**Exercise brief:** Pull every line that holds the word "JSON" from the entries.

------ Given data

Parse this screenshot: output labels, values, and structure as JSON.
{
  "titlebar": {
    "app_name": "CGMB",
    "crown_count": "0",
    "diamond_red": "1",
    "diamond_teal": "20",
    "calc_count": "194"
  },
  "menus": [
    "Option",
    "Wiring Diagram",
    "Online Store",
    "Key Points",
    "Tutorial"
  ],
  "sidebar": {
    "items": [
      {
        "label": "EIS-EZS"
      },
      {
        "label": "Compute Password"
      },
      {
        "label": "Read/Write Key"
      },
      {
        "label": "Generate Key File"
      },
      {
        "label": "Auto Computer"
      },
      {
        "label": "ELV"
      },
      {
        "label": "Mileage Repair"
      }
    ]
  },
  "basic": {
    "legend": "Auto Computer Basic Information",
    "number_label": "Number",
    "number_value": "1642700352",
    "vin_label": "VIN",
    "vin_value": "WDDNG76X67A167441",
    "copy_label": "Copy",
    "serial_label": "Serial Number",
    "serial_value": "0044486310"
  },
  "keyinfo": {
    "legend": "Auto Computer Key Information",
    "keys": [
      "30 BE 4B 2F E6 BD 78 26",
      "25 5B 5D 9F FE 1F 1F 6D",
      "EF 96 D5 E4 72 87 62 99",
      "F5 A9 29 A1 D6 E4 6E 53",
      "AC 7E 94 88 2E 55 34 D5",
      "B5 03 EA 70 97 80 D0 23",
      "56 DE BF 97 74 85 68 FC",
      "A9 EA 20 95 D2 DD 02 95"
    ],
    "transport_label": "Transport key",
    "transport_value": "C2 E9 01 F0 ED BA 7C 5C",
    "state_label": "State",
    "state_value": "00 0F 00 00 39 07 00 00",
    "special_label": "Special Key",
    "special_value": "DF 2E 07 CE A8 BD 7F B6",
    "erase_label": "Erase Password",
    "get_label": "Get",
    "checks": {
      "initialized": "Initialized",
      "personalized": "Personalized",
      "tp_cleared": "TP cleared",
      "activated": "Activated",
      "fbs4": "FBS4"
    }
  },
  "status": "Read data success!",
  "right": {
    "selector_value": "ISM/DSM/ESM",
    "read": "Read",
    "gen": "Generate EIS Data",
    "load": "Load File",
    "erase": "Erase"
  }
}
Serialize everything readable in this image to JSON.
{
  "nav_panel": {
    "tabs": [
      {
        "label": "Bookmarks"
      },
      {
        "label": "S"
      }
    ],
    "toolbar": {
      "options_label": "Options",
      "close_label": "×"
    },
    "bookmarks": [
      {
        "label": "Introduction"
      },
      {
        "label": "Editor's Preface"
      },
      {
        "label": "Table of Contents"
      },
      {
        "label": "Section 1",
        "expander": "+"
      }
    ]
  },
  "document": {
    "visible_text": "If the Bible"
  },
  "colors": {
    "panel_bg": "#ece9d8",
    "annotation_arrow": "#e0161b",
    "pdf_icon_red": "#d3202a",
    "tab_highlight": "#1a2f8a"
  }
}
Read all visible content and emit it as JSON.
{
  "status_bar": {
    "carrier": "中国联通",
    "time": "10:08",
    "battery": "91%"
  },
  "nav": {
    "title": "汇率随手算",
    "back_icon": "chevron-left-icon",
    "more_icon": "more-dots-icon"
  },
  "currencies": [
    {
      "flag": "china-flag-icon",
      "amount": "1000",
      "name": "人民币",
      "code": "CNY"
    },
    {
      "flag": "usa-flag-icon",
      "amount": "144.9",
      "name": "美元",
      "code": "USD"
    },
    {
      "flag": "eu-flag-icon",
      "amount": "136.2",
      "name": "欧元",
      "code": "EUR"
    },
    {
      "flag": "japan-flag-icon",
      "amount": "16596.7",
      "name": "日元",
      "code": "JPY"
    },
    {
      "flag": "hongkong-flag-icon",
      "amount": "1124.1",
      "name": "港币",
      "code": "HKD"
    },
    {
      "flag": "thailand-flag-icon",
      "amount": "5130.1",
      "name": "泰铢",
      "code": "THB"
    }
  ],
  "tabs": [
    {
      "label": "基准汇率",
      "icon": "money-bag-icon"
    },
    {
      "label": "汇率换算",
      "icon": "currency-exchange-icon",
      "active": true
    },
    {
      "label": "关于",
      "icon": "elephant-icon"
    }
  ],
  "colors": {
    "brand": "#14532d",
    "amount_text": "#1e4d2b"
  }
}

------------
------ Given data

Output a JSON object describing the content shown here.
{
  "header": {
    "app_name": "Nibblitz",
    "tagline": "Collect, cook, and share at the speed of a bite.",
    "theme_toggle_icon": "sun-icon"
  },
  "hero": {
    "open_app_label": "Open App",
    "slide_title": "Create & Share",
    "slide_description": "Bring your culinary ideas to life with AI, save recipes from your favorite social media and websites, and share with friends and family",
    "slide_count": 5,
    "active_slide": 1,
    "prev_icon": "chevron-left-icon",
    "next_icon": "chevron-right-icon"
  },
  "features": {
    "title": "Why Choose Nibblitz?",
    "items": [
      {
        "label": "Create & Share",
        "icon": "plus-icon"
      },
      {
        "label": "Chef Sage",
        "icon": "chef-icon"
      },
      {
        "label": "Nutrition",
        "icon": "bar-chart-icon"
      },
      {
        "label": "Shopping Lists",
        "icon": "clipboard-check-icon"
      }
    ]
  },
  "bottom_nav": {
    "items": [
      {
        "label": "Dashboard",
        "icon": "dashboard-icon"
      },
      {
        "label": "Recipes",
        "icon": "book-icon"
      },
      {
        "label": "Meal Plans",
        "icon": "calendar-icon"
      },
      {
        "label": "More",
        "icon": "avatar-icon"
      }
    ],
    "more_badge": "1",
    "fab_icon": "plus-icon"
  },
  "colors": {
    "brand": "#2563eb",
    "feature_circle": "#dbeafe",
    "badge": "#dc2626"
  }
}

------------

**Expected answer:**
Parse this screenshot: output labels, values, and structure as JSON.
Serialize everything readable in this image to JSON.
Read all visible content and emit it as JSON.
Output a JSON object describing the content shown here.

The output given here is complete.